So Let’s Talk About Farm Safety!

Agriculture ranks among the most hazardous industries. Farmers are at very high risk for fatal and nonfatal injuries, and farming is one of the few industries in which family members (who often share the work and live on the premises) are also at risk for fatal and nonfatal injuries, stated by The National Institute for Occupational Safety and Health (NIOSH).

Who Is at Risk?

  • Approximately 2,038,000 full-time workers were employed in production agriculture in the US in 2018.
  • An estimated 893,000 youth under 20 years of age resided on farms in 2014, with about 454,000 youth performing farm work. In addition to the youth who live on farms, an estimated 266,000 youth were hired to work on US farms in 2014.

Fatalities

  • In 2017, 416 farmers and farm workers died from a work-related injury, resulting in a fatality rate of 20.4 deaths per 100,000 workers. Transportation incidents, which include tractor overturns, were the leading cause of death for these farmers and farmworkers.
  • The most effective way to prevent tractor overturn deaths is the use of a Roll-Over Protective Structure (ROPS) with a seatbelt. In 2014, 62% of tractors used on farms in the US were equipped with ROPS. If ROPS were placed on all tractors used on US farms manufactured since the mid-1960s, the prevalence of ROPS-equipped tractors could be increased to over 80%.

Injuries

  • Every day, about 100 agricultural workers suffer a lost-work-time injury.
  • From 2008-2010, 50% of all hired crop worker injuries were classified as a sprain or strain.
  • In 2014, an estimated 12,000 youth were injured on farms; 4,000 of these injuries were due to farm work.

Resources

North Carolina Agromedicine Institute focused on making the day-to-day lives of farmers, fishermen, foresters, their workers, and families safer and healthier. If you have a specific safety or health need or simply need advice on how to make your operation generally safer and healthier, contact them. Services are provided at no or minimal cost. And, not to worry – the Institute is strictly educational – not regulatory or advocacy. They do not report any concerns to any agency – they give you information to correct hazards and improve health and wellness.
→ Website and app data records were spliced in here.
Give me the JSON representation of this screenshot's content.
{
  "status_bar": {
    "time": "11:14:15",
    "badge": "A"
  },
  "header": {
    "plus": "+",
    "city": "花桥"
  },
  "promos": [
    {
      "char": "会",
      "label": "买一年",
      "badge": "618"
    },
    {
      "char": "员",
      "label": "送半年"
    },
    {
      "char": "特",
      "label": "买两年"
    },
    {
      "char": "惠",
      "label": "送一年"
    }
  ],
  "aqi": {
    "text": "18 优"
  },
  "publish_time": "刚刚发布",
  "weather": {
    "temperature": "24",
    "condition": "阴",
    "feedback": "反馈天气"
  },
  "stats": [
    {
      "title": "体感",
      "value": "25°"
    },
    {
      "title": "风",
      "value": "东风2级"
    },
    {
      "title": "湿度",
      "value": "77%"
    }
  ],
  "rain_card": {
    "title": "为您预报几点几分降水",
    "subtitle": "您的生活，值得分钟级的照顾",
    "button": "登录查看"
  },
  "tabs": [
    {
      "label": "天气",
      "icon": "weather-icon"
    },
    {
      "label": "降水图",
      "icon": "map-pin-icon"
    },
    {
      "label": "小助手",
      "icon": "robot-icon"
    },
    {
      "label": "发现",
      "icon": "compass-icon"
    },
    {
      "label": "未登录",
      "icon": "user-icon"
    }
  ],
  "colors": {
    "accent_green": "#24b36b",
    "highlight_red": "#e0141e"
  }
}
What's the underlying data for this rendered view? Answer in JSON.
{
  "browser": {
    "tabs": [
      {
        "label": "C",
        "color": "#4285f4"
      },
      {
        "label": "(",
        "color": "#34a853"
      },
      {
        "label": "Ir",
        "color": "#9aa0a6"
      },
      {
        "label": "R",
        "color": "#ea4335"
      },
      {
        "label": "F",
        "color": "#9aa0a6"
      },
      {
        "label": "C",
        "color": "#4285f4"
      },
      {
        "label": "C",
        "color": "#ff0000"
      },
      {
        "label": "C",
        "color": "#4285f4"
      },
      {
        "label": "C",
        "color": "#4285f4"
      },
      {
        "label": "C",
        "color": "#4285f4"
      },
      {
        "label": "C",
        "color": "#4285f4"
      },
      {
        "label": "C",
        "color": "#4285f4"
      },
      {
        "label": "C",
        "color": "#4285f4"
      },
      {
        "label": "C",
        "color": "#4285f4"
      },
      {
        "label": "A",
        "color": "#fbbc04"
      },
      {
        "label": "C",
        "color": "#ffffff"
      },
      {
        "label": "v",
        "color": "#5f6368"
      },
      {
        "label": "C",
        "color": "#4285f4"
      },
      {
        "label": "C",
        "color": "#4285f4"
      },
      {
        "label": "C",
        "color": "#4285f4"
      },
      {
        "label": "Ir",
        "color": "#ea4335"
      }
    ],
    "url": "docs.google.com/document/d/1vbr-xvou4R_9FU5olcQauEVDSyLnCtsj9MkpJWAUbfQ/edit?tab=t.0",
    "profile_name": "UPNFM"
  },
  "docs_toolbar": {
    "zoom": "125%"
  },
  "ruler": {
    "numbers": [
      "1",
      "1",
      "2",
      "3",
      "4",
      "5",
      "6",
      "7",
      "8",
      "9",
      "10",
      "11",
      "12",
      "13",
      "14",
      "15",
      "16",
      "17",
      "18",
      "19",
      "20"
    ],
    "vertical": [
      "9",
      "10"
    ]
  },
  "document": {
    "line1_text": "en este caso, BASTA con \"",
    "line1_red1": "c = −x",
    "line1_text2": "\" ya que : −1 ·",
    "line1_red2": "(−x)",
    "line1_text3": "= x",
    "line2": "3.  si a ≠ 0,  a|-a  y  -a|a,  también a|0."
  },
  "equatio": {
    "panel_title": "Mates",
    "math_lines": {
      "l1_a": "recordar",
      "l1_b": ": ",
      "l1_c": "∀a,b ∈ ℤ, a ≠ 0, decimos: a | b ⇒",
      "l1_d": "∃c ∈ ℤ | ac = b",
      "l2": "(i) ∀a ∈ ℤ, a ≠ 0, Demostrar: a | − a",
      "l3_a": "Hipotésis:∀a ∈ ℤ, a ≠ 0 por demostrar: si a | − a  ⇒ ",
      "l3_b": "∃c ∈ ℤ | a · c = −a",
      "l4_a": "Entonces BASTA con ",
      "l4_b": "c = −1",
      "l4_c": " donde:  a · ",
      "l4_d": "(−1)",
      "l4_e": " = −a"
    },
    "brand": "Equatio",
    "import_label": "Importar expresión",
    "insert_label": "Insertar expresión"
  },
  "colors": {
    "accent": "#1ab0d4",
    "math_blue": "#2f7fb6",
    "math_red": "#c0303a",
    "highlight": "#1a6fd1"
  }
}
North Carolina Agromedicine Institute Programs

For more information about Farm Safety, contact Bryan Hartman, Agriculture and Natural Resources Agent, at bkhartman@ncat.edu.